──────── Given records

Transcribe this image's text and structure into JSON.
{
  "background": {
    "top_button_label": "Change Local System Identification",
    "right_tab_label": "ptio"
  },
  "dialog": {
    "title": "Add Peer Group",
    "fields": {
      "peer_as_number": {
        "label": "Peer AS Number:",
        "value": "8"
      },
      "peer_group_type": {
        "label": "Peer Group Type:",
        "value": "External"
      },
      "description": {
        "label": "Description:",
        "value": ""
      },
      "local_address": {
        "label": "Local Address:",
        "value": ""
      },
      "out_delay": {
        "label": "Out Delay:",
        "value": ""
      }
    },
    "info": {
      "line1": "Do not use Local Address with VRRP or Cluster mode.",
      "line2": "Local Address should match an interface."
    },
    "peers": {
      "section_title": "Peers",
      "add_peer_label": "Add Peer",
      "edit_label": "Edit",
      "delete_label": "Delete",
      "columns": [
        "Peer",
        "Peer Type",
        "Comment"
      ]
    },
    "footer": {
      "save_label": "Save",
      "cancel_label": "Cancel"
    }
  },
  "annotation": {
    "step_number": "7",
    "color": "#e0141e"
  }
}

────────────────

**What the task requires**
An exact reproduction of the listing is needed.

**Result for this task**
Transcribe this image's text and structure into JSON.
{
  "background": {
    "top_button_label": "Change Local System Identification",
    "right_tab_label": "ptio"
  },
  "dialog": {
    "title": "Add Peer Group",
    "fields": {
      "peer_as_number": {
        "label": "Peer AS Number:",
        "value": "8"
      },
      "peer_group_type": {
        "label": "Peer Group Type:",
        "value": "External"
      },
      "description": {
        "label": "Description:",
        "value": ""
      },
      "local_address": {
        "label": "Local Address:",
        "value": ""
      },
      "out_delay": {
        "label": "Out Delay:",
        "value": ""
      }
    },
    "info": {
      "line1": "Do not use Local Address with VRRP or Cluster mode.",
      "line2": "Local Address should match an interface."
    },
    "peers": {
      "section_title": "Peers",
      "add_peer_label": "Add Peer",
      "edit_label": "Edit",
      "delete_label": "Delete",
      "columns": [
        "Peer",
        "Peer Type",
        "Comment"
      ]
    },
    "footer": {
      "save_label": "Save",
      "cancel_label": "Cancel"
    }
  },
  "annotation": {
    "step_number": "7",
    "color": "#e0141e"
  }
}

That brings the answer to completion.